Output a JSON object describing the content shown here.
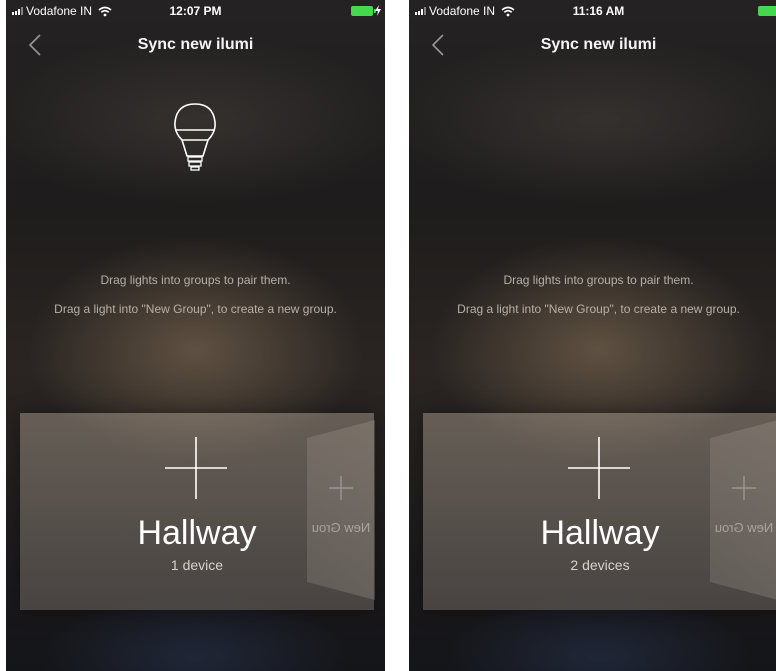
{
  "screens": [
    {
      "status": {
        "carrier": "Vodafone IN",
        "time": "12:07 PM"
      },
      "nav": {
        "title": "Sync new ilumi"
      },
      "instructions": [
        "Drag lights into groups to pair them.",
        "Drag a light into \"New Group\", to create a new group."
      ],
      "group": {
        "name": "Hallway",
        "count": "1 device"
      },
      "new_group": {
        "label": "New Grou",
        "sub": ""
      },
      "show_bulb": true
    },
    {
      "status": {
        "carrier": "Vodafone IN",
        "time": "11:16 AM"
      },
      "nav": {
        "title": "Sync new ilumi"
      },
      "instructions": [
        "Drag lights into groups to pair them.",
        "Drag a light into \"New Group\", to create a new group."
      ],
      "group": {
        "name": "Hallway",
        "count": "2 devices"
      },
      "new_group": {
        "label": "New Grou",
        "sub": ""
      },
      "show_bulb": false
    }
  ],
  "colors": {
    "battery": "#45d84e",
    "accent_text": "#ffffff",
    "instruction_text": "#b7b0a8"
  },
  "icons": [
    "back-chevron-icon",
    "light-bulb-icon",
    "plus-icon",
    "wifi-icon",
    "battery-icon",
    "charging-bolt-icon"
  ]
}
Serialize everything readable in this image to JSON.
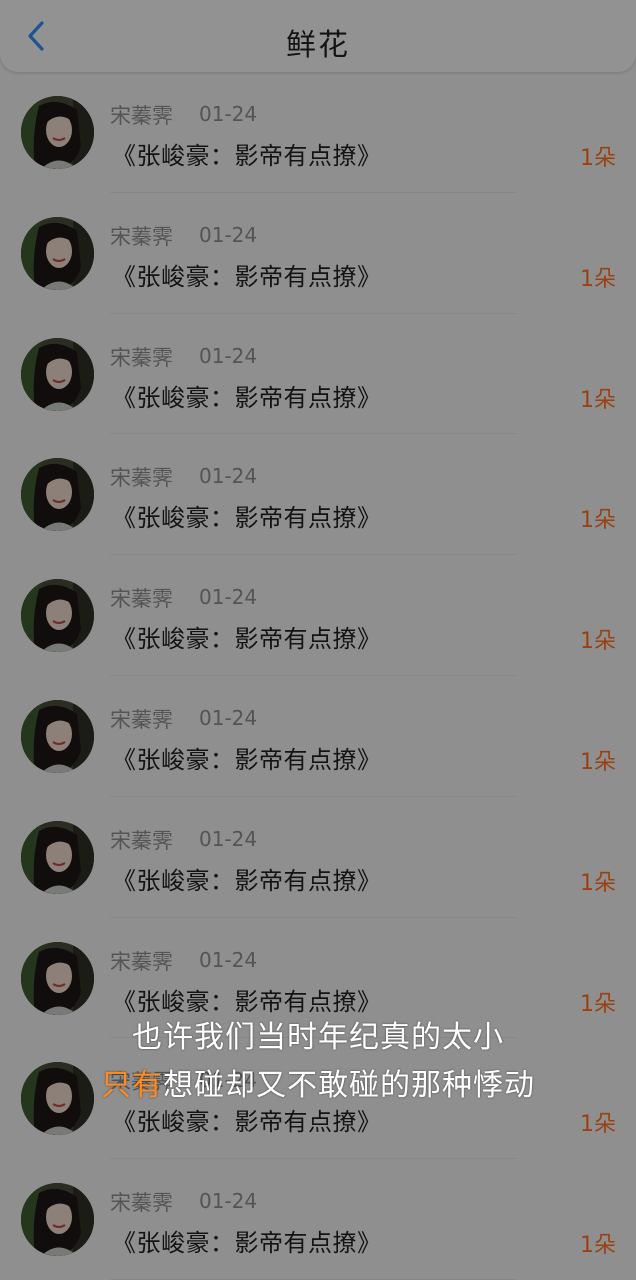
{
  "header": {
    "title": "鲜花",
    "back_icon": "chevron-left-icon"
  },
  "colors": {
    "accent_blue": "#2f8cf0",
    "flower_count_orange": "#ff6d1f",
    "subtitle_highlight": "#ff8a1f"
  },
  "items": [
    {
      "name": "宋蓁霁",
      "date": "01-24",
      "title": "《张峻豪：影帝有点撩》",
      "count": "1朵"
    },
    {
      "name": "宋蓁霁",
      "date": "01-24",
      "title": "《张峻豪：影帝有点撩》",
      "count": "1朵"
    },
    {
      "name": "宋蓁霁",
      "date": "01-24",
      "title": "《张峻豪：影帝有点撩》",
      "count": "1朵"
    },
    {
      "name": "宋蓁霁",
      "date": "01-24",
      "title": "《张峻豪：影帝有点撩》",
      "count": "1朵"
    },
    {
      "name": "宋蓁霁",
      "date": "01-24",
      "title": "《张峻豪：影帝有点撩》",
      "count": "1朵"
    },
    {
      "name": "宋蓁霁",
      "date": "01-24",
      "title": "《张峻豪：影帝有点撩》",
      "count": "1朵"
    },
    {
      "name": "宋蓁霁",
      "date": "01-24",
      "title": "《张峻豪：影帝有点撩》",
      "count": "1朵"
    },
    {
      "name": "宋蓁霁",
      "date": "01-24",
      "title": "《张峻豪：影帝有点撩》",
      "count": "1朵"
    },
    {
      "name": "宋蓁霁",
      "date": "01-24",
      "title": "《张峻豪：影帝有点撩》",
      "count": "1朵"
    },
    {
      "name": "宋蓁霁",
      "date": "01-24",
      "title": "《张峻豪：影帝有点撩》",
      "count": "1朵"
    }
  ],
  "subtitles": {
    "line1": "也许我们当时年纪真的太小",
    "line2_highlight": "只有",
    "line2_rest": "想碰却又不敢碰的那种悸动"
  }
}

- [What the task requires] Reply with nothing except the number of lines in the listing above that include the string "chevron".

- [Reply to the exercise] 2